REQUIREMENT:
Your job is to retype the records exactly while dropping every picture.
*** Block opens ***
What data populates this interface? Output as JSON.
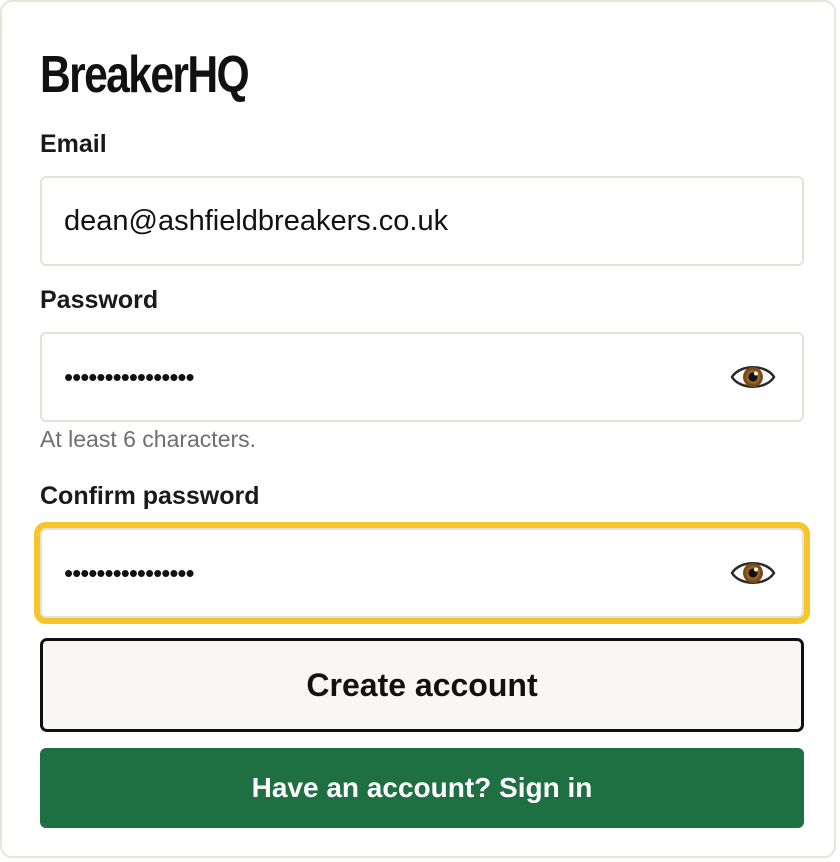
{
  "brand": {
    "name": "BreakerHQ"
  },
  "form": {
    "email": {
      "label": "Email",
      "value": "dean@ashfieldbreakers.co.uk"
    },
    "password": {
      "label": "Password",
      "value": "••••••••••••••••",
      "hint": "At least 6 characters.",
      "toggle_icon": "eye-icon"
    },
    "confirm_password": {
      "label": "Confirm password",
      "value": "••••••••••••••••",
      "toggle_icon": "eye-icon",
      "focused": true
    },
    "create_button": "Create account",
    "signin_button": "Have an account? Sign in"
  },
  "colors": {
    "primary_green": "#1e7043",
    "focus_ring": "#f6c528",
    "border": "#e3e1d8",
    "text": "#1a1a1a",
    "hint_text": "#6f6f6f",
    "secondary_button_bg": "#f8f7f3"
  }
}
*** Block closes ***
RESPONSE TO THE TASK:
What data populates this interface? Output as JSON.
{
  "brand": {
    "name": "BreakerHQ"
  },
  "form": {
    "email": {
      "label": "Email",
      "value": "dean@ashfieldbreakers.co.uk"
    },
    "password": {
      "label": "Password",
      "value": "••••••••••••••••",
      "hint": "At least 6 characters.",
      "toggle_icon": "eye-icon"
    },
    "confirm_password": {
      "label": "Confirm password",
      "value": "••••••••••••••••",
      "toggle_icon": "eye-icon",
      "focused": true
    },
    "create_button": "Create account",
    "signin_button": "Have an account? Sign in"
  },
  "colors": {
    "primary_green": "#1e7043",
    "focus_ring": "#f6c528",
    "border": "#e3e1d8",
    "text": "#1a1a1a",
    "hint_text": "#6f6f6f",
    "secondary_button_bg": "#f8f7f3"
  }
}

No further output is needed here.